* **Task directions**
Copy the data that appears below exactly. Drop the pictures.

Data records

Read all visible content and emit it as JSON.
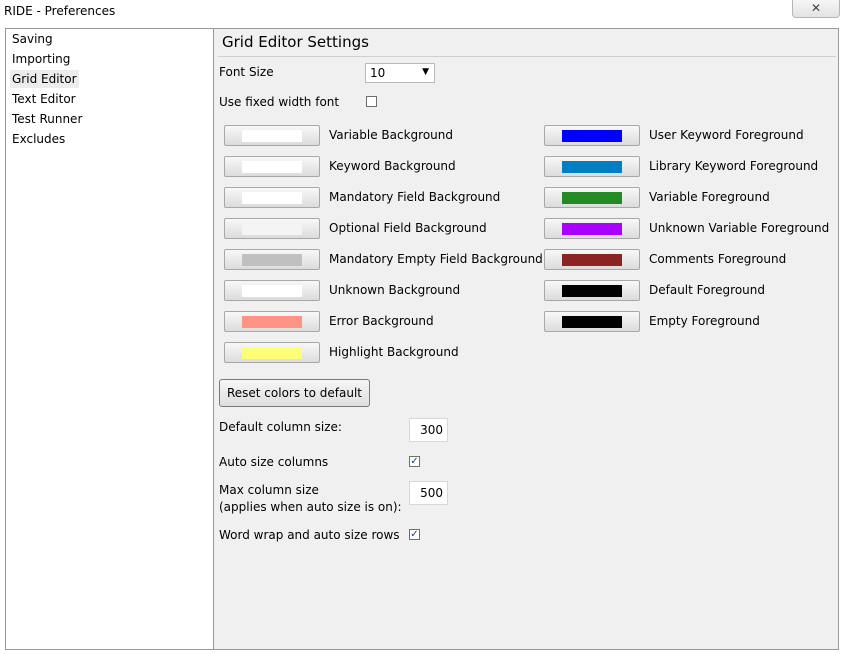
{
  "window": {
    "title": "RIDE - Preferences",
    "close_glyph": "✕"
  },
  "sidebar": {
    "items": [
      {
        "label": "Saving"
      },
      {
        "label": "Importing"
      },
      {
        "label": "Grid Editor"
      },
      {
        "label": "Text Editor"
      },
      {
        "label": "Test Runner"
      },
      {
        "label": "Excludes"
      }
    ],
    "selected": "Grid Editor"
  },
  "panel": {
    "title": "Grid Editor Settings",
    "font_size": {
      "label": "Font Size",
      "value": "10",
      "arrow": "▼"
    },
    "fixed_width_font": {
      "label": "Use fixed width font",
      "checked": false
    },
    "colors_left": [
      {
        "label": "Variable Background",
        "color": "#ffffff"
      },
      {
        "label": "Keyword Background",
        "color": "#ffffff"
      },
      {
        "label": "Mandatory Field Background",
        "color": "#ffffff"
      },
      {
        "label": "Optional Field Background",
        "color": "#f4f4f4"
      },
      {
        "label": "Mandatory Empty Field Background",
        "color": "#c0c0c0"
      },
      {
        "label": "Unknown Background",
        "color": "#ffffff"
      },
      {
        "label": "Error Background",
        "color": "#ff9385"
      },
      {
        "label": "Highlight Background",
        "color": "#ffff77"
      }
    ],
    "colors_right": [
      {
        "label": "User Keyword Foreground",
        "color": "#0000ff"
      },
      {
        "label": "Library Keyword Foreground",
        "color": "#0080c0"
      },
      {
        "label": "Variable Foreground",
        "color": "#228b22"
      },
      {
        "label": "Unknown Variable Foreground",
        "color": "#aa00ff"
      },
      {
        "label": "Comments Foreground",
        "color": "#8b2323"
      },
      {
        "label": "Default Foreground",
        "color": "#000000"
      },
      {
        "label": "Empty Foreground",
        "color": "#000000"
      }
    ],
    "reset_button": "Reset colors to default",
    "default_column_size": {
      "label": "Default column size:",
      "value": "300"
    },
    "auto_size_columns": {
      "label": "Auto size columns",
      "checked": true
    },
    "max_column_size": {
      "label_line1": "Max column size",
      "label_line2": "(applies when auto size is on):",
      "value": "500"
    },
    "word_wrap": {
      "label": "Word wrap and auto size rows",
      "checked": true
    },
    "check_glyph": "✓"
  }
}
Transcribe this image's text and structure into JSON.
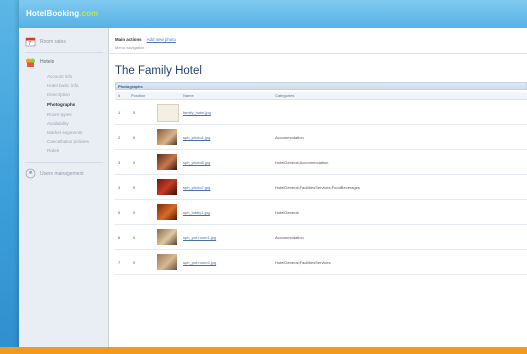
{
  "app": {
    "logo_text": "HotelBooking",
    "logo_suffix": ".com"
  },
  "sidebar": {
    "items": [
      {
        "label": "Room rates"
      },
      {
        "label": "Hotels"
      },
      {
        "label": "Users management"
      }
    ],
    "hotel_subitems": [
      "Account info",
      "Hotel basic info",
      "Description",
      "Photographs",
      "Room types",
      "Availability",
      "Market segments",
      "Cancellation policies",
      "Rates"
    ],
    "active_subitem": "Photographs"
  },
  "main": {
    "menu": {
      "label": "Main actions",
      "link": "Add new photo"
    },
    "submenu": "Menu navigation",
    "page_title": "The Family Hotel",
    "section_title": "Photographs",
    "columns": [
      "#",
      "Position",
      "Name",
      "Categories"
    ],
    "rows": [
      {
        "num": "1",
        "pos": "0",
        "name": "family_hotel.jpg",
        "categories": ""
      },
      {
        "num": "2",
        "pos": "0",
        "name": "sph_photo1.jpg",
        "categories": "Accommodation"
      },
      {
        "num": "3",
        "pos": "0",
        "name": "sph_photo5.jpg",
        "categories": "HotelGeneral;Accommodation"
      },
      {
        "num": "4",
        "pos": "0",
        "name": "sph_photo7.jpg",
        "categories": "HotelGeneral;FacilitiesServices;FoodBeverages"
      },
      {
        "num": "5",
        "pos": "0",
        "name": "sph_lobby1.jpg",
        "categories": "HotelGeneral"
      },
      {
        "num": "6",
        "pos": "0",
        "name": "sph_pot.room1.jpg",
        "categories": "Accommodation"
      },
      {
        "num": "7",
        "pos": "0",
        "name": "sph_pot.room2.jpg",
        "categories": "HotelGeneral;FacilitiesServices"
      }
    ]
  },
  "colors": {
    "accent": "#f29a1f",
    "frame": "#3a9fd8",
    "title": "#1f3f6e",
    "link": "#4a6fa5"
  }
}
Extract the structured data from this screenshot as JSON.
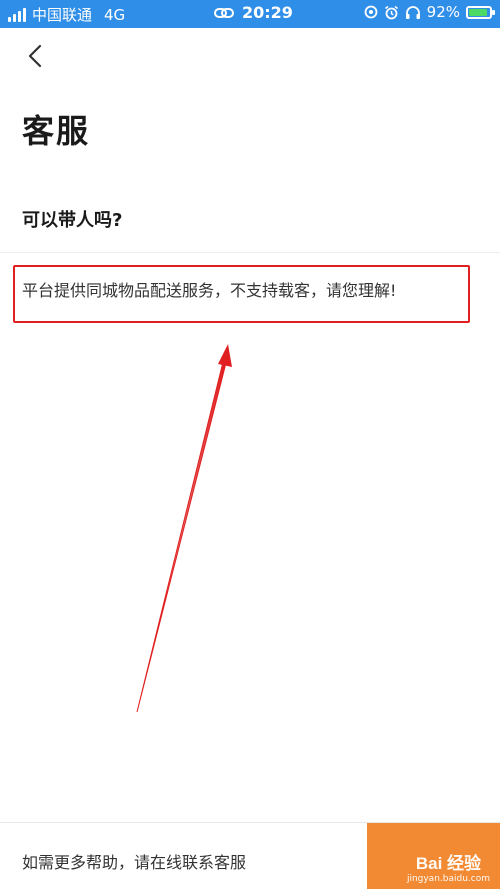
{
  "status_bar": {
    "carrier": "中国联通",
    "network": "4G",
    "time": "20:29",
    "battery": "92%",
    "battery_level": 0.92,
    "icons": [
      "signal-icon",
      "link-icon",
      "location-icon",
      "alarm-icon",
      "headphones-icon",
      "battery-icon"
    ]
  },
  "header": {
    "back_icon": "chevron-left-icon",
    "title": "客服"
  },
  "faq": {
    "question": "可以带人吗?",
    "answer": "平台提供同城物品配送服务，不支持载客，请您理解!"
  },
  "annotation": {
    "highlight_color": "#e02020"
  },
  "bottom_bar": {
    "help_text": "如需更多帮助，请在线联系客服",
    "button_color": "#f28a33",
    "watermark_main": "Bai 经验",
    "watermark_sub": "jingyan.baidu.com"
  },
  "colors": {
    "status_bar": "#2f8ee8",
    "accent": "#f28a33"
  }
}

* **Written solution**
Read all visible content and emit it as JSON.
{
  "window": {
    "title": "RIDE - Preferences",
    "close_glyph": "✕"
  },
  "sidebar": {
    "items": [
      {
        "label": "Saving"
      },
      {
        "label": "Importing"
      },
      {
        "label": "Grid Editor"
      },
      {
        "label": "Text Editor"
      },
      {
        "label": "Test Runner"
      },
      {
        "label": "Excludes"
      }
    ],
    "selected": "Grid Editor"
  },
  "panel": {
    "title": "Grid Editor Settings",
    "font_size": {
      "label": "Font Size",
      "value": "10",
      "arrow": "▼"
    },
    "fixed_width_font": {
      "label": "Use fixed width font",
      "checked": false
    },
    "colors_left": [
      {
        "label": "Variable Background",
        "color": "#ffffff"
      },
      {
        "label": "Keyword Background",
        "color": "#ffffff"
      },
      {
        "label": "Mandatory Field Background",
        "color": "#ffffff"
      },
      {
        "label": "Optional Field Background",
        "color": "#f4f4f4"
      },
      {
        "label": "Mandatory Empty Field Background",
        "color": "#c0c0c0"
      },
      {
        "label": "Unknown Background",
        "color": "#ffffff"
      },
      {
        "label": "Error Background",
        "color": "#ff9385"
      },
      {
        "label": "Highlight Background",
        "color": "#ffff77"
      }
    ],
    "colors_right": [
      {
        "label": "User Keyword Foreground",
        "color": "#0000ff"
      },
      {
        "label": "Library Keyword Foreground",
        "color": "#0080c0"
      },
      {
        "label": "Variable Foreground",
        "color": "#228b22"
      },
      {
        "label": "Unknown Variable Foreground",
        "color": "#aa00ff"
      },
      {
        "label": "Comments Foreground",
        "color": "#8b2323"
      },
      {
        "label": "Default Foreground",
        "color": "#000000"
      },
      {
        "label": "Empty Foreground",
        "color": "#000000"
      }
    ],
    "reset_button": "Reset colors to default",
    "default_column_size": {
      "label": "Default column size:",
      "value": "300"
    },
    "auto_size_columns": {
      "label": "Auto size columns",
      "checked": true
    },
    "max_column_size": {
      "label_line1": "Max column size",
      "label_line2": "(applies when auto size is on):",
      "value": "500"
    },
    "word_wrap": {
      "label": "Word wrap and auto size rows",
      "checked": true
    },
    "check_glyph": "✓"
  }
}
Transcribe this image's text and structure into JSON.
{
  "app": {
    "logo_text": "HotelBooking",
    "logo_suffix": ".com"
  },
  "sidebar": {
    "items": [
      {
        "label": "Room rates"
      },
      {
        "label": "Hotels"
      },
      {
        "label": "Users management"
      }
    ],
    "hotel_subitems": [
      "Account info",
      "Hotel basic info",
      "Description",
      "Photographs",
      "Room types",
      "Availability",
      "Market segments",
      "Cancellation policies",
      "Rates"
    ],
    "active_subitem": "Photographs"
  },
  "main": {
    "menu": {
      "label": "Main actions",
      "link": "Add new photo"
    },
    "submenu": "Menu navigation",
    "page_title": "The Family Hotel",
    "section_title": "Photographs",
    "columns": [
      "#",
      "Position",
      "Name",
      "Categories"
    ],
    "rows": [
      {
        "num": "1",
        "pos": "0",
        "name": "family_hotel.jpg",
        "categories": ""
      },
      {
        "num": "2",
        "pos": "0",
        "name": "sph_photo1.jpg",
        "categories": "Accommodation"
      },
      {
        "num": "3",
        "pos": "0",
        "name": "sph_photo5.jpg",
        "categories": "HotelGeneral;Accommodation"
      },
      {
        "num": "4",
        "pos": "0",
        "name": "sph_photo7.jpg",
        "categories": "HotelGeneral;FacilitiesServices;FoodBeverages"
      },
      {
        "num": "5",
        "pos": "0",
        "name": "sph_lobby1.jpg",
        "categories": "HotelGeneral"
      },
      {
        "num": "6",
        "pos": "0",
        "name": "sph_pot.room1.jpg",
        "categories": "Accommodation"
      },
      {
        "num": "7",
        "pos": "0",
        "name": "sph_pot.room2.jpg",
        "categories": "HotelGeneral;FacilitiesServices"
      }
    ]
  },
  "colors": {
    "accent": "#f29a1f",
    "frame": "#3a9fd8",
    "title": "#1f3f6e",
    "link": "#4a6fa5"
  }
}
Extract the structured data from this screenshot as JSON.
{
  "status_bar": {
    "carrier": "中国联通",
    "network": "4G",
    "time": "20:29",
    "battery": "92%",
    "battery_level": 0.92,
    "icons": [
      "signal-icon",
      "link-icon",
      "location-icon",
      "alarm-icon",
      "headphones-icon",
      "battery-icon"
    ]
  },
  "header": {
    "back_icon": "chevron-left-icon",
    "title": "客服"
  },
  "faq": {
    "question": "可以带人吗?",
    "answer": "平台提供同城物品配送服务，不支持载客，请您理解!"
  },
  "annotation": {
    "highlight_color": "#e02020"
  },
  "bottom_bar": {
    "help_text": "如需更多帮助，请在线联系客服",
    "button_color": "#f28a33",
    "watermark_main": "Bai 经验",
    "watermark_sub": "jingyan.baidu.com"
  },
  "colors": {
    "status_bar": "#2f8ee8",
    "accent": "#f28a33"
  }
}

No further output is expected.